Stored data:
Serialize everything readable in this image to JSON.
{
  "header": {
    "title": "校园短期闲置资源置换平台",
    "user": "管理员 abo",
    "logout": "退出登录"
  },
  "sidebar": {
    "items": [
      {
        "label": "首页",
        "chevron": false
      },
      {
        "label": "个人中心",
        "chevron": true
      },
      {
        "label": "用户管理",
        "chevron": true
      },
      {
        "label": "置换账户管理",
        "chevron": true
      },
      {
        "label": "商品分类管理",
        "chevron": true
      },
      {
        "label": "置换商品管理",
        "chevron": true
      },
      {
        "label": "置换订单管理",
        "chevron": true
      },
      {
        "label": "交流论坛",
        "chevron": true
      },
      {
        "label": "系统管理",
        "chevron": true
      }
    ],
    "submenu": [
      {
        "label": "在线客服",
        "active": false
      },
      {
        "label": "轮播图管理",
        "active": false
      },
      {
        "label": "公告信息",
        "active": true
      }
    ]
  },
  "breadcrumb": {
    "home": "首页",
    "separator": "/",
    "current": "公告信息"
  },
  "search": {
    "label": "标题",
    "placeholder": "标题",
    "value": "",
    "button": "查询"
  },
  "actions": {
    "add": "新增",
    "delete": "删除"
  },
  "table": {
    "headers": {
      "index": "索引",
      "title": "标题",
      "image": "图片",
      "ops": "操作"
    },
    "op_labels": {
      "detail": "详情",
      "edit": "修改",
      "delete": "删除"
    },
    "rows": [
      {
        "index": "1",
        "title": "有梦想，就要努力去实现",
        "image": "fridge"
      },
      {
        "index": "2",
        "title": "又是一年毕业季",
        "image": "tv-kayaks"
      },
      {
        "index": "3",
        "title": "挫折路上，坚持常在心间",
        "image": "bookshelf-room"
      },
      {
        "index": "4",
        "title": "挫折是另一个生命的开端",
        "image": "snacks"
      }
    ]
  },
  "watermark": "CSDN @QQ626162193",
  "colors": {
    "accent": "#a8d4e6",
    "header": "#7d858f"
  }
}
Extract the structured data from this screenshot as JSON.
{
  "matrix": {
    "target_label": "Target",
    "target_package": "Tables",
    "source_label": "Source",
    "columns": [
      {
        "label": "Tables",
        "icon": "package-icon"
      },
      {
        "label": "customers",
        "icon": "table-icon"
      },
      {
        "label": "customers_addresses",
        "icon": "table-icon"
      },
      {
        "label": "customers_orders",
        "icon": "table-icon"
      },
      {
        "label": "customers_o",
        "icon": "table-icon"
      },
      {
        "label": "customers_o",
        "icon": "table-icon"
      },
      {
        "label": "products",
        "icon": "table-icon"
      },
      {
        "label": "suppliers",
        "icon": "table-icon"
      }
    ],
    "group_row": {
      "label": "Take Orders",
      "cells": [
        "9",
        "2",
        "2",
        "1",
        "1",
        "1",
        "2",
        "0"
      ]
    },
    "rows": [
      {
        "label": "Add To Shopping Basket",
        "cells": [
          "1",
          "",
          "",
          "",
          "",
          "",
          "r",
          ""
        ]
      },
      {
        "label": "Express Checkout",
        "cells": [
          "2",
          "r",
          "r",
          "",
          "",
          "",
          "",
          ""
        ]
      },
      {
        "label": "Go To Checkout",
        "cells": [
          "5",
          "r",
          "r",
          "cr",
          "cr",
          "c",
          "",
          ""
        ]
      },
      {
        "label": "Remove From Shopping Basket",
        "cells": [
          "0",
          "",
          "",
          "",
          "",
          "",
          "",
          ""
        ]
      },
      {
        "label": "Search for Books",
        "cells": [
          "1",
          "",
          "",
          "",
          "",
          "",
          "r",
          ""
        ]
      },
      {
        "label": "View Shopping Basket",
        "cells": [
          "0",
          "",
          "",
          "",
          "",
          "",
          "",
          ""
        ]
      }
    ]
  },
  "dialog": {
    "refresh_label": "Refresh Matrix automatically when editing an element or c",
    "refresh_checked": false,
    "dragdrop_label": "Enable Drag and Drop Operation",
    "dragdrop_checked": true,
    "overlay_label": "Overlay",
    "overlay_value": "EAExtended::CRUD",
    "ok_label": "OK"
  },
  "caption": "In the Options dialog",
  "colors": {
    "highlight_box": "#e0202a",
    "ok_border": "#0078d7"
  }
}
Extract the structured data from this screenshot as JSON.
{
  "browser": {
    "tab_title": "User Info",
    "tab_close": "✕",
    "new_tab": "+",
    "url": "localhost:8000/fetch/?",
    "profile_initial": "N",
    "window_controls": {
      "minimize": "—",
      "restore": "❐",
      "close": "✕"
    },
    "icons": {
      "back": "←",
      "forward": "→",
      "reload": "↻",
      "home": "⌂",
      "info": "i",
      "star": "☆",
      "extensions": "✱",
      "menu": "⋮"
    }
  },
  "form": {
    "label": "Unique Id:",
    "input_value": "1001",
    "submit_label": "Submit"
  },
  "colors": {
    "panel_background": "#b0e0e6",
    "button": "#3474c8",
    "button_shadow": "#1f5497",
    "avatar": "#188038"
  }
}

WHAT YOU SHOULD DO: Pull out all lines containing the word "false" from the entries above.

YOUR RESPONSE:
        "chevron": false
        "active": false
        "active": false
    "refresh_checked": false,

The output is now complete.